The premise is simple: raise quality replacement heifers as economically as possible.
One way to accomplish this goal is by following limit-feeding practices. This strategy has the potential to decrease feed use, increase feed efficiency and decrease manure excretion by dairy heifers, all positive factors for your heifer-rearing program. But, does a feeding program like this have any nagging, and potentially negative, carryover effects during lactation?
Researchers at the University of Wisconsin and the U.S. Dairy Forage Research Center recently conducted a study to find the answer. The results were published in the November Journal of Dairy Science.
They followed 96 pregnant Holstein heifers that were fed either one of two limit-fed diets or a control diet for 180 days. One limit-fed diet was offered at 85 percent of the control diet without an ionophore.

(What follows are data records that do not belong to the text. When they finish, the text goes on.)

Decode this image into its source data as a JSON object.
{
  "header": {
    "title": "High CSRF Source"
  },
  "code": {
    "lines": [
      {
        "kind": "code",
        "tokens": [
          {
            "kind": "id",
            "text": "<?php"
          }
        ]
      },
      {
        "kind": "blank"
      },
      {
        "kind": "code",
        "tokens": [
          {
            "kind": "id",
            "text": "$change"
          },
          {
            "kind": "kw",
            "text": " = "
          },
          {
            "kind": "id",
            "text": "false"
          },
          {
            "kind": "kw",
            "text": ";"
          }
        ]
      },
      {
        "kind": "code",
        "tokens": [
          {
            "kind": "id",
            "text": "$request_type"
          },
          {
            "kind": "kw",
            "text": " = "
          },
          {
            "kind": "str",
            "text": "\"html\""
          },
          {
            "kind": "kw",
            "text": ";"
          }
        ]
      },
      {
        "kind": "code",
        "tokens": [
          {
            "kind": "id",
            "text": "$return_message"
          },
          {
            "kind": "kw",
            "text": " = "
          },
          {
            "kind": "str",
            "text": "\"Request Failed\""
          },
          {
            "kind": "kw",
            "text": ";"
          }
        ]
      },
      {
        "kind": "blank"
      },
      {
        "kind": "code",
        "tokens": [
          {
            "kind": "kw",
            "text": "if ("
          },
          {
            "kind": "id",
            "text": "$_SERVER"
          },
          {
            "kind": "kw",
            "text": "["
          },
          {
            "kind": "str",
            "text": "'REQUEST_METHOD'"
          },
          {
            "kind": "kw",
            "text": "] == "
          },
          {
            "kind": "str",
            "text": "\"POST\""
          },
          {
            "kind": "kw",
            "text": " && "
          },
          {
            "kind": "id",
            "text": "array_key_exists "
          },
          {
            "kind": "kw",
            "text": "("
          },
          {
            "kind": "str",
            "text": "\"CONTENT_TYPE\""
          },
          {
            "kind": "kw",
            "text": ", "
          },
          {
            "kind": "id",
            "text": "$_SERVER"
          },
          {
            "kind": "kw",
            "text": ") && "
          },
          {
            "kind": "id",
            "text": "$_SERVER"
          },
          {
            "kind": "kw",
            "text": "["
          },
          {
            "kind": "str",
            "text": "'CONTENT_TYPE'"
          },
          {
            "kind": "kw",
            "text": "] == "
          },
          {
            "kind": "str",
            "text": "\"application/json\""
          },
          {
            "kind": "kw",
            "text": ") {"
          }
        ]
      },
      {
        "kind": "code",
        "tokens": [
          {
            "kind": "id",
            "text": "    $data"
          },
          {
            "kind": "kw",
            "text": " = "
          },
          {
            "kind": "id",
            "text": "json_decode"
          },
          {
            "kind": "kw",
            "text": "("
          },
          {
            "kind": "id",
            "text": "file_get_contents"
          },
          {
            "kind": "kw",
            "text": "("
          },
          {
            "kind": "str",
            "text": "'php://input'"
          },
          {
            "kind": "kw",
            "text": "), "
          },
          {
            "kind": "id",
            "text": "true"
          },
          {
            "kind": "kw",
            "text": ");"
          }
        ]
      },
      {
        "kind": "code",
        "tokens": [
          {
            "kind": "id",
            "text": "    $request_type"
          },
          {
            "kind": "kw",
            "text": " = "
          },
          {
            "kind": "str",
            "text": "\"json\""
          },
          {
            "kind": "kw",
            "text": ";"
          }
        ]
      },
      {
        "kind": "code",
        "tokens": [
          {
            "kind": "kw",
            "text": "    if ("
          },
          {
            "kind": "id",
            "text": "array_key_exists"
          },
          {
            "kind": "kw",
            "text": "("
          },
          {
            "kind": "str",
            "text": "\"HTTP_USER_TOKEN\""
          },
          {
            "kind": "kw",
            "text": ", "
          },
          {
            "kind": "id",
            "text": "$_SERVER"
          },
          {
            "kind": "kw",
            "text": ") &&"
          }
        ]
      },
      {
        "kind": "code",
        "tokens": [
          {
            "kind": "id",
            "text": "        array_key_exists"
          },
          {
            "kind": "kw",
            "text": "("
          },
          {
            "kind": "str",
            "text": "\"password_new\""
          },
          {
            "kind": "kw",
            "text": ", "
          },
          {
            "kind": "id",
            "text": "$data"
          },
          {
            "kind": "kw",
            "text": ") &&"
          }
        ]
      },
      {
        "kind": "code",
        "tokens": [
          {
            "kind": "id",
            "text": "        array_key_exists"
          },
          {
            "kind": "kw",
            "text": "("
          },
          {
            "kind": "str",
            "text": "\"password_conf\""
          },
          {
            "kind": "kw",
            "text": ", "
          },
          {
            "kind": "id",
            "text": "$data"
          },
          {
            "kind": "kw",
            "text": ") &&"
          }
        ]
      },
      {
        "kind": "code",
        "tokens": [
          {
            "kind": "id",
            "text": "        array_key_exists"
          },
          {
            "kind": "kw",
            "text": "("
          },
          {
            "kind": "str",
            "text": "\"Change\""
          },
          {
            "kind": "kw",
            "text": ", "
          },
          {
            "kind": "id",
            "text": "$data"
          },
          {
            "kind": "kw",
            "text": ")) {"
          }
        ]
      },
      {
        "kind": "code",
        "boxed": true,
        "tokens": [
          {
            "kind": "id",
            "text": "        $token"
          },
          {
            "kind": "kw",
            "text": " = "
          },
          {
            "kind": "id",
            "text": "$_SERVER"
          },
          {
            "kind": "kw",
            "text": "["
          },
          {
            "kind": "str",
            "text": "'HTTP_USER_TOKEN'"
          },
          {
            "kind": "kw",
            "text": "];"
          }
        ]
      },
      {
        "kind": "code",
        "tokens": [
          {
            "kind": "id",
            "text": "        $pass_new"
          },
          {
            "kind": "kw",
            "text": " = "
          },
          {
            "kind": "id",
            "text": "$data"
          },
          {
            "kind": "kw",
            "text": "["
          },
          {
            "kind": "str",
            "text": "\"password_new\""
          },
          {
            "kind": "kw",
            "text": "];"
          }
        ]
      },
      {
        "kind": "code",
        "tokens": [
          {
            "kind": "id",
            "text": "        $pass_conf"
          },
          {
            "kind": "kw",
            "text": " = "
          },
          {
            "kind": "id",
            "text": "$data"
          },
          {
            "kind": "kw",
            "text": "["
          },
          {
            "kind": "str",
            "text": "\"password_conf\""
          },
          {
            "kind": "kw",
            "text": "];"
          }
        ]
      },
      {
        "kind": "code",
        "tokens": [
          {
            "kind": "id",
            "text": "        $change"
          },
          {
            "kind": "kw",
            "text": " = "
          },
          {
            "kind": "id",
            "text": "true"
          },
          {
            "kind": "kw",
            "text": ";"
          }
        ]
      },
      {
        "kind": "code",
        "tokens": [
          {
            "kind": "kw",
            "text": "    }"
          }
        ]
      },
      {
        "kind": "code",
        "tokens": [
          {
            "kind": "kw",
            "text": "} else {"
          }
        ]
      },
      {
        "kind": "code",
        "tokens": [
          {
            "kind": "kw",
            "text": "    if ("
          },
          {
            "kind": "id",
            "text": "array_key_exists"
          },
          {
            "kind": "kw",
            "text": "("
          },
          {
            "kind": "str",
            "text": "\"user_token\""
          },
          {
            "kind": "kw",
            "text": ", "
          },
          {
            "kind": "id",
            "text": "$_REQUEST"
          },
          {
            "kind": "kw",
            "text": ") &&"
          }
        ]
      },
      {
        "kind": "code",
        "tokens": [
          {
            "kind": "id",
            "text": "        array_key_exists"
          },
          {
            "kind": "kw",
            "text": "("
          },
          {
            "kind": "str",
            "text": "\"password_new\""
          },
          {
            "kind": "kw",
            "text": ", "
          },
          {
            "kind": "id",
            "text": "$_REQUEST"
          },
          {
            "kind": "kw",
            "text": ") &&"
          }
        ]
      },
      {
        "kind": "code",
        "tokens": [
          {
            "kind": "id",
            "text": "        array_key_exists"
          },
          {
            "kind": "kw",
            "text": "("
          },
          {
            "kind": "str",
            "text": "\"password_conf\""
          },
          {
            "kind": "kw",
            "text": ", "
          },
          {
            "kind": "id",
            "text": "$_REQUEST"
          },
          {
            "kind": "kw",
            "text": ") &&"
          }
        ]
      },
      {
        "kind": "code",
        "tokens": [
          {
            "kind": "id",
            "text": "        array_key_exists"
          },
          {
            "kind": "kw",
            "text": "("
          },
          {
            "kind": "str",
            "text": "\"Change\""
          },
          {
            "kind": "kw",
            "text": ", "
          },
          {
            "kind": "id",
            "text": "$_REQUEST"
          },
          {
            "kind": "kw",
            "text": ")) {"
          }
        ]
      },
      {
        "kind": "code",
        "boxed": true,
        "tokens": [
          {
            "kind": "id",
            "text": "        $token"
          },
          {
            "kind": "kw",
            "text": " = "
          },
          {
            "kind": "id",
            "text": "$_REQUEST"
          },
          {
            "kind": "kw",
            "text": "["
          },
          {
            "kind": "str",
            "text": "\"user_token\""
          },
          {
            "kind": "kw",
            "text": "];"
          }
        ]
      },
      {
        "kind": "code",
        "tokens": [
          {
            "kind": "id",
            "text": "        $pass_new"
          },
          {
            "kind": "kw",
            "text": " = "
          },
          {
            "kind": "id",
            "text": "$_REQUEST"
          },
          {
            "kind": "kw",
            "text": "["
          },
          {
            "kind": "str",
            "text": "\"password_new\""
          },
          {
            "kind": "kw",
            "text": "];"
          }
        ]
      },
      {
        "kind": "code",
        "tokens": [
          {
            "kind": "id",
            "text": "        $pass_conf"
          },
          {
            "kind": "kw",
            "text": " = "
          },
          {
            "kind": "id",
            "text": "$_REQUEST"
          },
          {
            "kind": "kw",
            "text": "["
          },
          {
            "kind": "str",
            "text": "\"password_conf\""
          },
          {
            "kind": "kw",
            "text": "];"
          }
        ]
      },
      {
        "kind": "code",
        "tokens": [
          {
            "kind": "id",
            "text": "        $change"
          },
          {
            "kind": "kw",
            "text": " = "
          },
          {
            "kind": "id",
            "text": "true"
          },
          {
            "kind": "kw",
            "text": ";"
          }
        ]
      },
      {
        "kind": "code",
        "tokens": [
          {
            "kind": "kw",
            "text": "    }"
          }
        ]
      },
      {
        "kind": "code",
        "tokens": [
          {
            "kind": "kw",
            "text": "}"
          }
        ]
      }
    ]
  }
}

The second limit-fed diet was offered at 80 percent of the control diet with an ionophore.
Results show that limit-fed heifers consumed less dry matter and neutral detergent fiber, and had greater respective average daily gains and improved feed efficiency than heifers fed the control diet. Furthermore, no differences in rumen pH or volatile fatty acids were observed. And, rumen digestion volume, density and weight were not affected by limit feeding.
At calving, no differences were observed for dystocia index or calf body weight. Also, there were no differences in cow body weight seven days after calving between the treatments.
Lactation body weight, dry matter intake and cow feed efficiency did not differ between the treatments at 45 or 90 days in milk, either. Nor was there any difference in milk yield and milk components.
Therefore, the researchers concluded that limit-feeding pregnant heifers did not result in any carryover effects during the first lactation for rumen digestion volume, dry matter intake or milk yield.